With this summer’s ever-changing weather, many local farmers are finding themselves in a good position for harvest.
“It’s been a bit of a unique year as the spring led to a stressed out seeding activity which means a stressed out harvesting activity but we’re coming along here fairly nicely,” says Chris Waldenberger of Dennis Waldenberger Farms near Tuxford which grows canola, flax, durum wheat, and green peas.
According to some local farmers, harvesting is well on its way for legume crops.
Waldenberger is finishing up with harvesting the green peas and says the rest of the crops will be ready for harvest within the next week to two weeks.

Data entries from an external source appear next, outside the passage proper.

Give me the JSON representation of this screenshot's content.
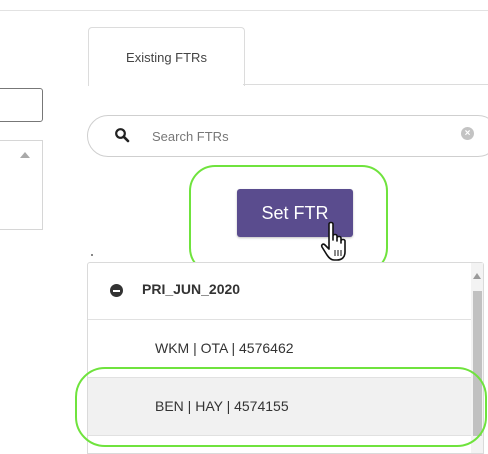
{
  "tabs": [
    {
      "label": "Existing FTRs",
      "active": true
    }
  ],
  "search": {
    "placeholder": "Search FTRs",
    "value": "",
    "icon": "search-icon",
    "clear_icon": "clear-icon"
  },
  "actions": {
    "set_ftr_label": "Set FTR"
  },
  "ftr_list": {
    "groups": [
      {
        "label": "PRI_JUN_2020",
        "expanded": true,
        "items": [
          {
            "label": "WKM | OTA | 4576462",
            "selected": false
          },
          {
            "label": "BEN | HAY | 4574155",
            "selected": true
          }
        ]
      }
    ]
  },
  "colors": {
    "button": "#5a4c8e",
    "highlight": "#6fe33d",
    "selected_row": "#f1f1f1"
  }
}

“We expect to get into durum wheat later this week... There are some green areas that one might need to go around but that’s kind of a nice alternative to last year where everything was dried up,” says Waldenberger.
He adds that he will just go back to harvest those green areas later once they’re ready.
This appears to be the case for many farmers in the area.
Nick Cornea with AND Farms Limited just west of Drinkwater grows small red and large green lentils as well as durum wheat, hard red spring wheat, and canola.
“We’ve got almost a section of our red lentils docked down here and in the bin. Another field is ready to rock and roll here as soon as we’re done this one and then probably a few days in between and we’ll hopefully get onto our green lentils,” says Cornea.
He adds that harvest won’t begin for the wheat fields for another seven to 10 days since he’s seeing a lot of green areas.
Canola fields were apparently having a hard time with the lack of moisture early on in the season but Cornea says his canola fields were saved by the recent rain the area has had.
“The canola kind of got a little stagnant. We were short on some moisture and then we ended up getting an inch and a half (of rain) one week and just over two inches the next week and that really fired that canola back up and it’s starting to play catch up right now,” he says.
Timing of the harvest has had a start time of roughly one to two weeks later than usual but it is starting to catch up.
Cornea shares though that the most difficult thing lately has been dealing with the humidity.
He says, “Right now we’re struggling with being able to start (working in the fields) real early and go very late with the heavy dews and high humidity. It gets real dewy real fast out here and we have to shut down, the crop doesn’t like to cut with the combine very well that way.”
Saskatchewan has seen a higher amount of precipitation this season compared to previous years.
However, this can prove to be beneficial for some farmers’ yields.
“We had some nice rains, I would say above average rainfall this year which correlates into healthier yields. Definitely, I would say we are at average maybe above average from what I’ve seen so far. So, we’re very happy with what we have this year compared to last year where yields were anywhere from 40 to 70 per cent of our expectations,” says Waldenberger.
While local farmers seem to be on a good track for their harvest, other farmers in areas who had a lack of rainfall during this season are seeing lesser yields.